I remember it well, my smugness. The way I’d look at those outrageously misguided children and wonder why their mothers hadn’t taught them any better. I’d flash them a stern look, maybe shout a passive-aggressive, “That’s right Big, we go up the ladder and down the slide!”
These kids? Well, as far as I was concerned, they were monsters.
First of all, they were big. No, huge! There was no question they had the strength to flatten any number of precious little people. They were a threat to everyone around them what with their climbing up and over, as they tested the limits of playground equipment and rules and basic manners.
But even worse, they moved with outrageous speed and dexterity—with no apparent concern for gravity or grip. Who in their right mind thinks it’s a good idea to climb up the outside of a tunnel slide in flip flops? Only a monster, of course.
Well, this past Saturday, I heard, “No honey, you don’t get to climb on top of that. It’s big and slippery, and very dangerous. You could fall and get hurt!” I knew that voice, that tone. They were mine, from years ago.
It wasn’t until I looked over with an understanding smile that I realized the horrible, terrible, monstrous influences were my very own kids.

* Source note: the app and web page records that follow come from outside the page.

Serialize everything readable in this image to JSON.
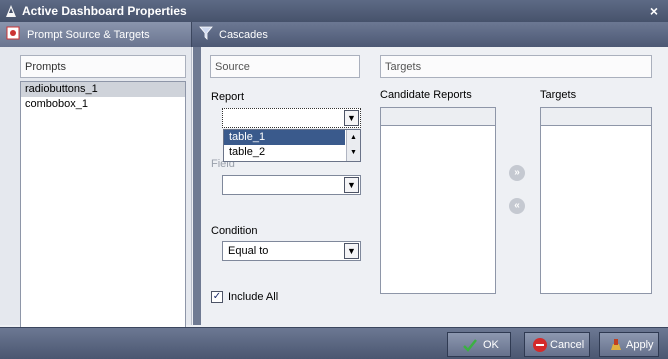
{
  "window": {
    "title": "Active Dashboard Properties",
    "close_glyph": "×"
  },
  "tabs": [
    {
      "label": "Prompt Source & Targets",
      "icon": "prompt-source-icon"
    },
    {
      "label": "Cascades",
      "icon": "cascades-icon"
    }
  ],
  "prompts": {
    "header": "Prompts",
    "items": [
      "radiobuttons_1",
      "combobox_1"
    ],
    "selected": "radiobuttons_1"
  },
  "source": {
    "header": "Source",
    "report_label": "Report",
    "report_value": "",
    "report_options": [
      "table_1",
      "table_2"
    ],
    "report_highlighted": "table_1",
    "field_label": "Field",
    "field_value": "",
    "condition_label": "Condition",
    "condition_value": "Equal to",
    "include_all_label": "Include All",
    "include_all_checked": true
  },
  "targets": {
    "header": "Targets",
    "candidate_label": "Candidate Reports",
    "targets_label": "Targets",
    "add_glyph": "»",
    "remove_glyph": "«"
  },
  "footer": {
    "ok_label": "OK",
    "cancel_label": "Cancel",
    "apply_label": "Apply"
  },
  "colors": {
    "titlebar": "#46526b",
    "accent_selection": "#3a5a8c",
    "ok_check": "#3cb043",
    "cancel_red": "#d42a2a"
  }
}
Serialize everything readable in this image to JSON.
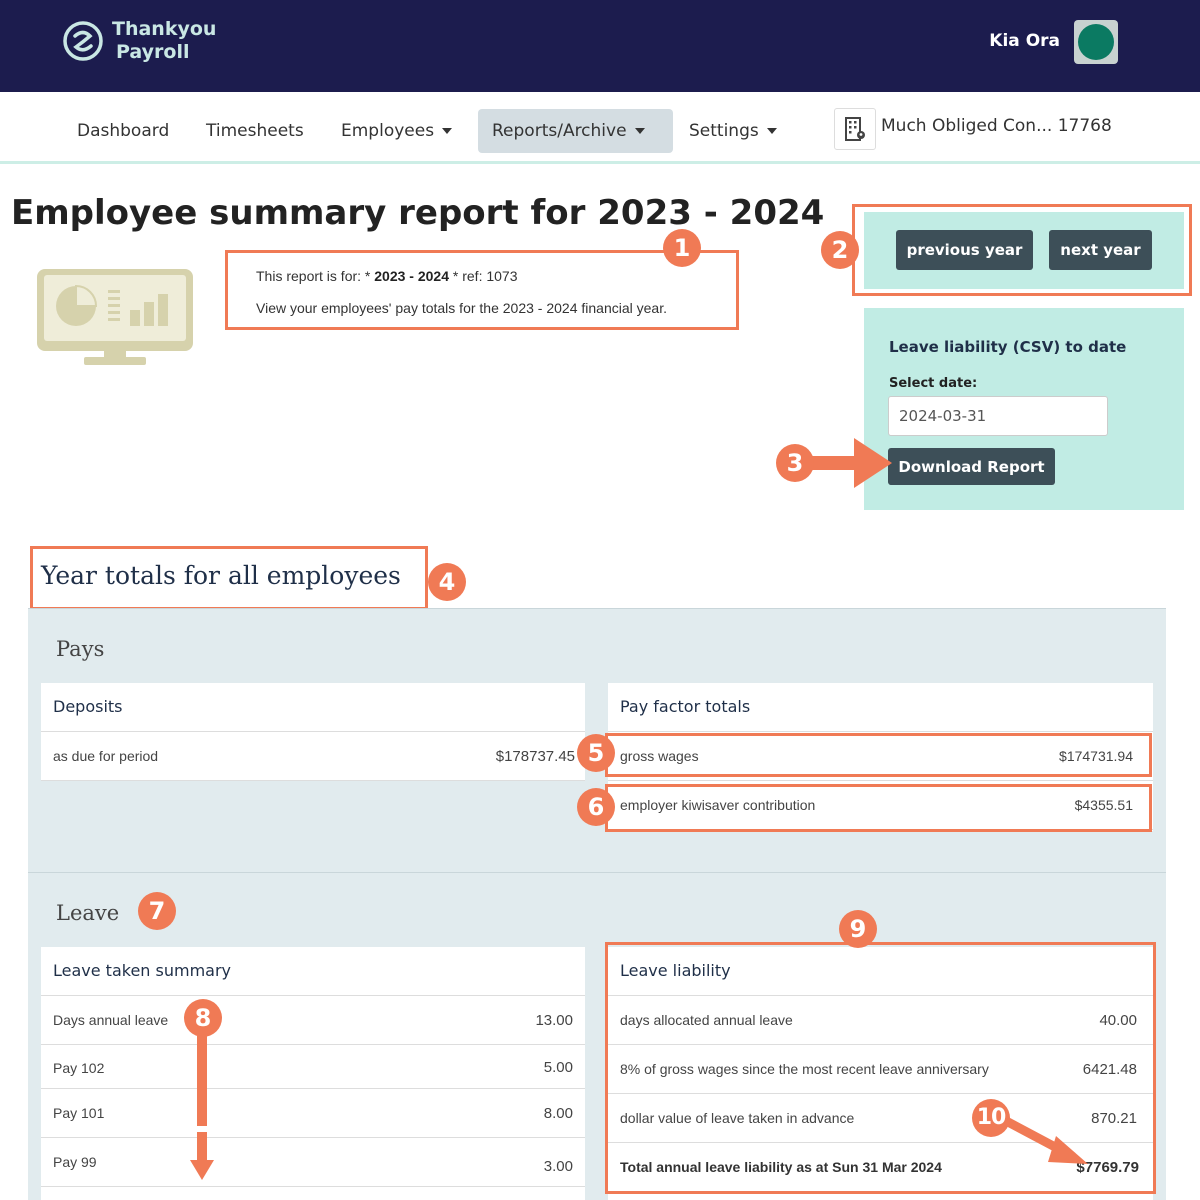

And worse? I wasn’t one bit alarmed by what they were doing. But, having been in that mother’s shoes, I went over and explained to my kids that they needed to be leaders, to show little kids the correct way to use the equipment.
The other mother looked at me—with a combination of exasperation and gratitude on her face. And I put a friendly, apologetic look on mine.
Because I get it. I get where she was coming from, and I have a new understanding of where I am now. You see, even I have climbed on the outside of slippery situations in flip flops at this point. Not because I didn’t know better, but because having a few extra years of courage and strength have given me the ability to gain better footing, to know the risks, and to take them anyway. I’ve experienced more ups, overs, and limit testing than I can quantify in my almost 9 years of parenting experience.
And parents of older kids, and those kids themselves? They’re not so bad after all. They’re just a bit more capable, trusting, and curious than they were when they explored that very same place years ago. And as a mom, watching your kids conquer new challenges and maneuver with confidence is just as thrilling as they get older as it was when they were toddlers. Because while it might seem like they don’t know their physical limits or the rules, the truth is they finally do.
So while my big kids may slip now and then (heck, don’t we all?), they’re definitely not creatures to be feared. At the city park, or anywhere for that matter.
But those monsters walking through town when high school’s dismissed? Well, that’s another story.